[Data excerpts]
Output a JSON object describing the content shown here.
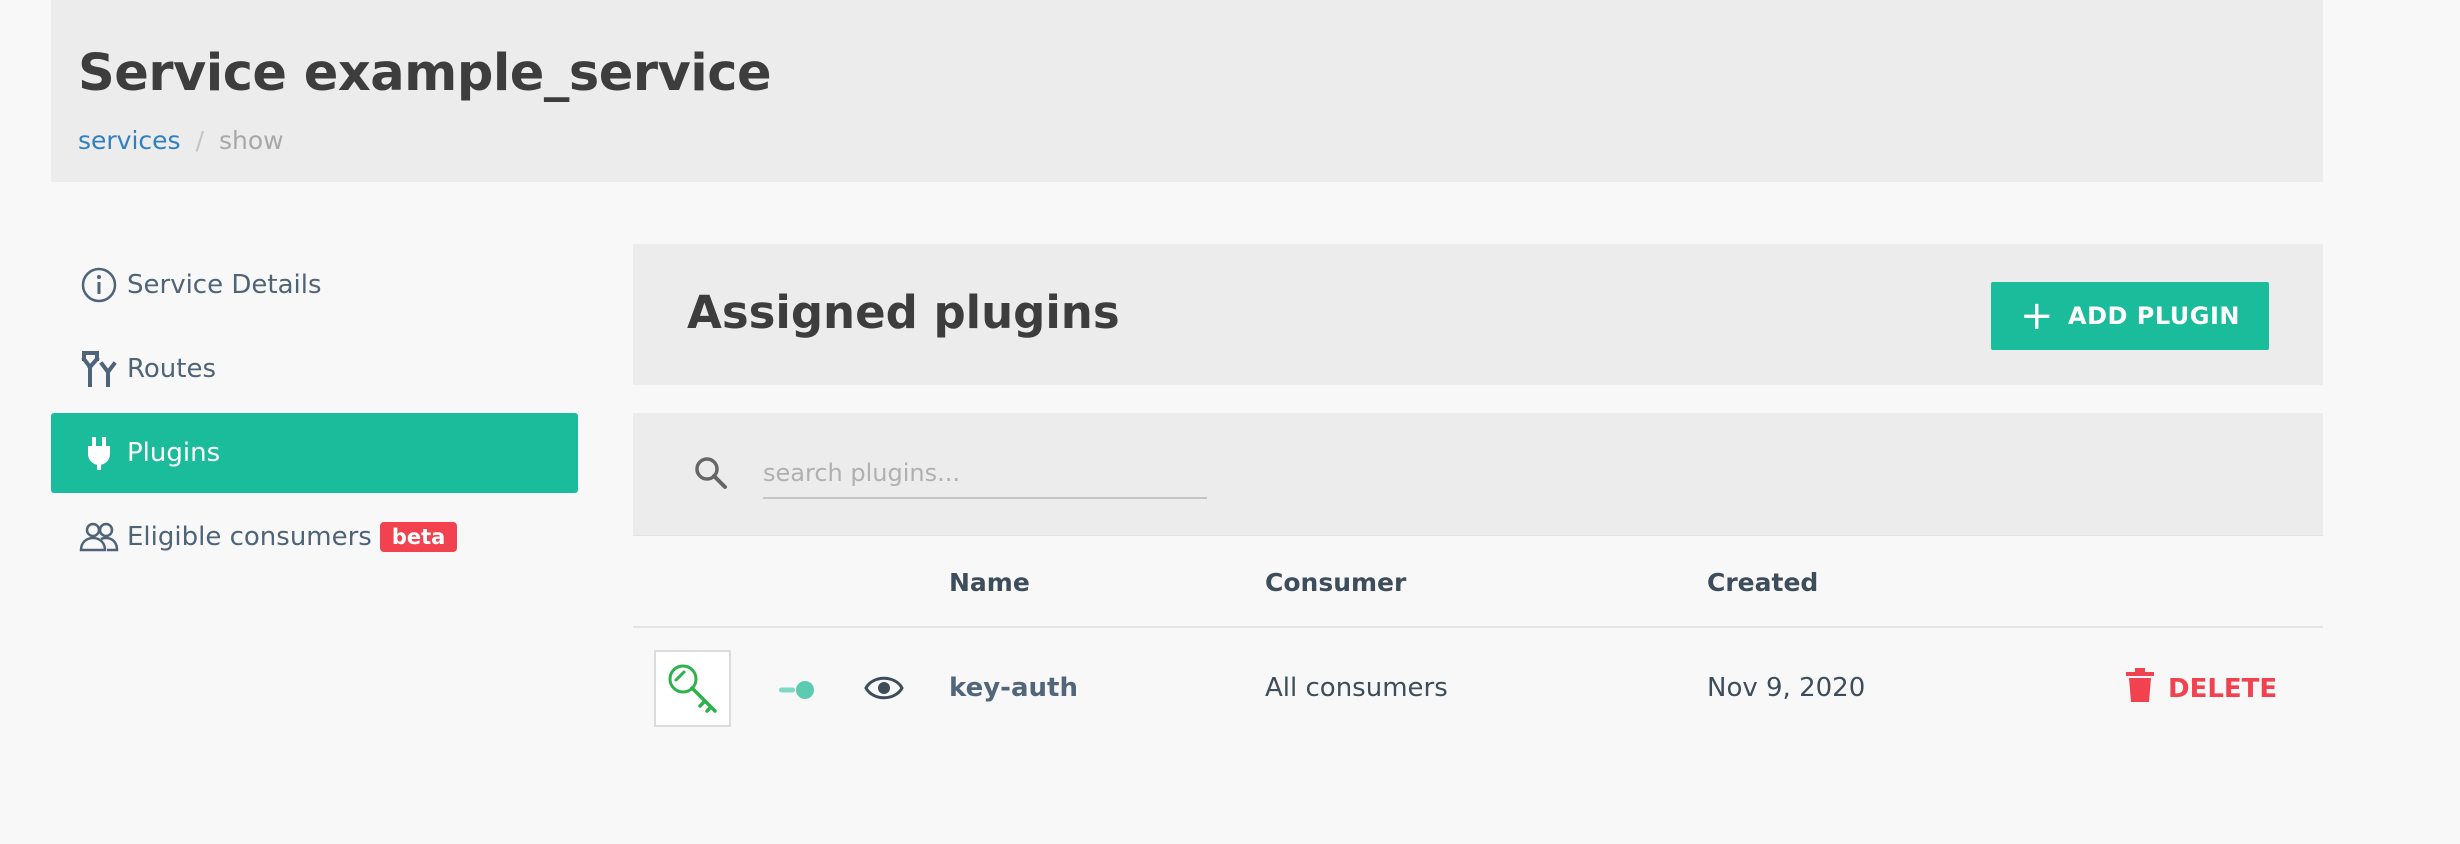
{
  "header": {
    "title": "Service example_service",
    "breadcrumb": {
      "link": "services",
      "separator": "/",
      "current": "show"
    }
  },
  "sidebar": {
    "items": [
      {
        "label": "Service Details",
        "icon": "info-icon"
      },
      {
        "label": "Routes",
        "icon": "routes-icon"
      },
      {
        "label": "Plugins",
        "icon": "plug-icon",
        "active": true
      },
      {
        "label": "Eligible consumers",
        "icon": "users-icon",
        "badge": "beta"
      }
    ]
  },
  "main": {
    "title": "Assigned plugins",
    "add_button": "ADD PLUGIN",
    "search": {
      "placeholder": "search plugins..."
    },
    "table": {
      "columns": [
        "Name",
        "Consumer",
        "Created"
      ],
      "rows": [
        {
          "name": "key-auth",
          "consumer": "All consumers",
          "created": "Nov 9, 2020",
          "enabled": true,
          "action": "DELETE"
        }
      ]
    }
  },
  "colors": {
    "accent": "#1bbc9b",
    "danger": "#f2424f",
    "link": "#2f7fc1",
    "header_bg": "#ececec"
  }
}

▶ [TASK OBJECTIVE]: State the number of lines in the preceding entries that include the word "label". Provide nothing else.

▶ [TASK OUTPUT]: 4